Imagination plus life experience creates story

Imagination comes in handy for writing fiction. For instance, I ‘remember’ seeing a mini octopus in the stream around the corner from my house during my childhood.

It was real, Mom. Sure it was, honey. I’ll prove it!

I grabbed my Polaroid camera and went back to the stream. No octopus.  Maybe tomorrow. After several days and never seeing the creature again, I gave up. Okay, so maybe it was my imagination. Then again, maybe the octopus was shy and hiding behind one of the small rocks. (That’s my story and I’m sticking to it.)

I loved my imagination then, and I still love it now.

In writing non-fiction about places to visit, people to know, or things to do in NH, I rely on my past real experiences.

But what I love most is combining imagination and life experience.

For instance, in the image below is a large tree that I see when I walk up my road.

large pine tree with a swoop at the bottom

Let's dance, Tree.

It probably isn’t big news that there are trees in New Hampshire, right? There are a lot of pine trees, in particular, too. So it’s hard to think any one tree would stand out.

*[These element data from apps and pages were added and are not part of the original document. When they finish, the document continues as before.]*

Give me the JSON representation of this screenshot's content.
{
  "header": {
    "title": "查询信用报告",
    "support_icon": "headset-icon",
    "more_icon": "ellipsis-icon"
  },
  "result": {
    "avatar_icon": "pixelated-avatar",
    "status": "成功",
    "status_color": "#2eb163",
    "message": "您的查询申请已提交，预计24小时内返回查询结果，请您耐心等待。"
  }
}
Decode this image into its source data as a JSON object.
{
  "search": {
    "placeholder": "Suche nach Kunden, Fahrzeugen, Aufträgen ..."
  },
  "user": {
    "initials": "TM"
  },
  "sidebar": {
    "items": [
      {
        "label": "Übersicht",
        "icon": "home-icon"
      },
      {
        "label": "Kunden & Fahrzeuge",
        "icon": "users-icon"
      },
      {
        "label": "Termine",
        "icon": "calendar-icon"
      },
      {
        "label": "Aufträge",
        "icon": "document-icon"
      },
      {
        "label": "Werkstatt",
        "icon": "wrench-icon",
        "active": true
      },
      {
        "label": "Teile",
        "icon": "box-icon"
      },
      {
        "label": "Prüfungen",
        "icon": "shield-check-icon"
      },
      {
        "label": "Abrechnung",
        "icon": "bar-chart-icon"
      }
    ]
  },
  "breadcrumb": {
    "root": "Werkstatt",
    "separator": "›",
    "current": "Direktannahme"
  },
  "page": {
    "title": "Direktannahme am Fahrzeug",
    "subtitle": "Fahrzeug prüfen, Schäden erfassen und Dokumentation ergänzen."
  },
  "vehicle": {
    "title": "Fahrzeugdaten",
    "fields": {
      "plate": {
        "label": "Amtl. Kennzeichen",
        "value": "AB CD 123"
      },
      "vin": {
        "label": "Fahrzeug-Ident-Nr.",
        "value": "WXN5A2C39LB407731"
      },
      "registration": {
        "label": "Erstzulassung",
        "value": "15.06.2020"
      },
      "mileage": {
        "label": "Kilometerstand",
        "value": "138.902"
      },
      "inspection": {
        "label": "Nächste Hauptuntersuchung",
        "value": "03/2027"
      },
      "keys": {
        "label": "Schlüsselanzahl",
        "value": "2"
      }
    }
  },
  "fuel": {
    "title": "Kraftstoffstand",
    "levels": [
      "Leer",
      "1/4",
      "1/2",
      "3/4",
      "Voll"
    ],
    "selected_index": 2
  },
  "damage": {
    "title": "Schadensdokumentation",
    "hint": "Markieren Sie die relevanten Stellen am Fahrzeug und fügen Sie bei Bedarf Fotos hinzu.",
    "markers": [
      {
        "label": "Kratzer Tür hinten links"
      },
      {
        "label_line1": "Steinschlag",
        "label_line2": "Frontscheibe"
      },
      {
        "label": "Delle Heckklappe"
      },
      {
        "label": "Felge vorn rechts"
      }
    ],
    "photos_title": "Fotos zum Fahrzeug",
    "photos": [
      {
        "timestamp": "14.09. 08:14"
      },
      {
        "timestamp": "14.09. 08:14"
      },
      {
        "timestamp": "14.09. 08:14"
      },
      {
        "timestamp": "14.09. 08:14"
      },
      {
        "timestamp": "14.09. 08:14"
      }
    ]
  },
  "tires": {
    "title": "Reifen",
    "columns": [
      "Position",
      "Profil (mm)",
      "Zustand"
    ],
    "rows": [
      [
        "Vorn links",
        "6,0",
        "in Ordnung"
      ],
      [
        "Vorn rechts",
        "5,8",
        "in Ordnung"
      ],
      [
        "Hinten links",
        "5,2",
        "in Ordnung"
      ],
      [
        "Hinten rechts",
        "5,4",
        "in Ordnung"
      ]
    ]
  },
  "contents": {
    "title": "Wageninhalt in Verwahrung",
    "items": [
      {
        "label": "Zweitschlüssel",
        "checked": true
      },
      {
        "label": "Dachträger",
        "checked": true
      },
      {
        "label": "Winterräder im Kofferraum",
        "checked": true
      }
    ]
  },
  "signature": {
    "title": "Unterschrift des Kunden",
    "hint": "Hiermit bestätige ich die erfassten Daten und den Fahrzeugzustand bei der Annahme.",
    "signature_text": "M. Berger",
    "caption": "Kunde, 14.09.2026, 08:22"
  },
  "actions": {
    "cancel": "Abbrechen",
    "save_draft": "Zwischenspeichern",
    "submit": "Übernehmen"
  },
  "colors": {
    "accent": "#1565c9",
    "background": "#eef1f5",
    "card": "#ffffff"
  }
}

But the moment I saw this, I thought “dance”. I see a swirl starting with a pine bough in the center of this portion of the tree that angles down to the right. (The green seems longer on the right side.) And the non-needled branches add to the swirling sensation. (And the brown branches seem shorter than the green.)

This tree makes me think about a dress swooping around as a woman twirls around her partner. It may even be a poodle skirt with petticoat in the midst of a twirl. Can you see it?

If you’re familiar with Hip Hop Abs, there’s a dance move called the “throw down.” It’s where two arms cross in front with fisted hands toward the floor and the back leg extends in the same direction. There’s a ‘swish’ as the arms come across the body and down.

Thanks to my imagination and ‘hip hop’ dance experience, this tree has become more than just another pine tree in the state. How could I not write about this tree?

I’m ready to dance, are you?

Have you noticed when your reality and imagination collide in your writing?

Lisa Jackson is an independent editor, writer, journalist, and chocolate lover. She writes fiction as Lisa Haselton, has an award-winning blog for book reviews and author interviews, and is on the staff of The Writer’s Chatroom where she gets to network with writing professionals on a weekly basis. © Lisa J. Jackson, 2011